Decoupling, Crack Isolation, Cleavage Membrane, Suppression Membrane, Anti-Fracture System
Is crack suppression membrane required on load bearing or traffic surfaces in the construction of a building?
Answer: If you do not care about cracked tiles or gaps appearing in your tracking surface then the short answer is NO!
However, if you want to eliminate costly future maintenance then crack suppression or anti fracture systems are an absolute necessity.
Cracks naturally occur in almost all surfaces due to seismic movement and /or climatic variations. In particular, concrete flooring substrates tend to shrink as the water in the concrete gradually evaporates. These shrinkage cracks can occur randomly throughout the substrate (floor) and/or wall. Potential problems emerge when a ridgid surface such as slabs, pavers or tiles are bonded to the concrete and the cracks in the concrete then migrate from the substrate out through the ridgid surface cladding. When this happens, the installed surface product (tile, slab, paver, etc) can be damaged, resulting in expensive repairs and or replacement.
The solution is to isolate the substrate from the applied surface material. This prevents the shrinkage cracks from transferring outward to the surface layer. Some designers, specifiers and/or architects seem to think that expansion joints are the answer to crack prevention yet this is far from the truth. Expansion joints are specific for calculated potential stress relief points in the substrate or foundation or slab. Expansion joints to not accommodate for random surface cracks or shrinkage between the major expansion points.

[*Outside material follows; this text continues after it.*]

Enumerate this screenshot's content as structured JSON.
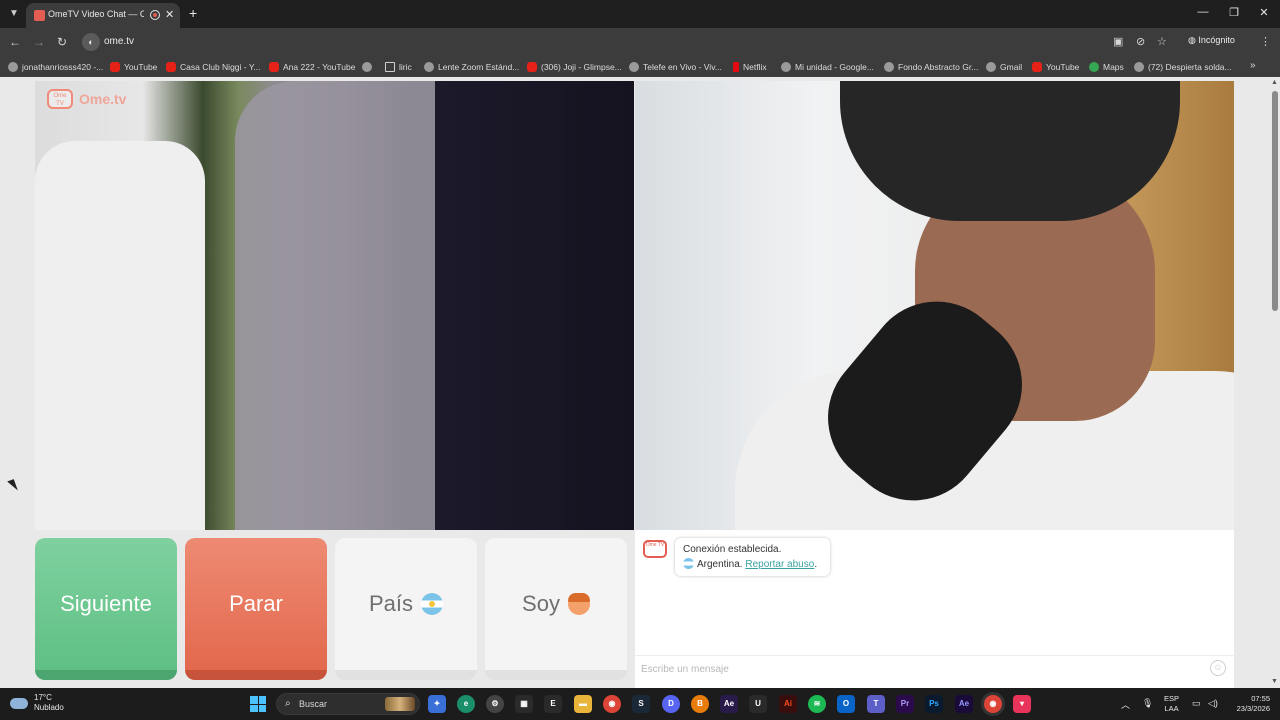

Also known as cleavage membranes or substrate membranes, the use is not simply limited to shrinkage but is equally important when covering or cladding surfaces made of different compositions or materials. One example could be using a bridging membranes to decouple the joint where concrete meets timber. There are obviously may variations of surface material compositions and in all cases, the most sensible alternative and also inevitably the only solution is to use a de-coupling system if you want to cover or coat the existing surface with a new surface.
Bridging The Gap.
CRACK SUPPRESSION = MAINTENANCE PREVENTION
De-Coupling is quite often a more economical solution for the proper preparation of surface cladding as opposed to complete removal of existing surface to original substrate. Economics and time dictate that crack prevention in the first instance is the most sensible option.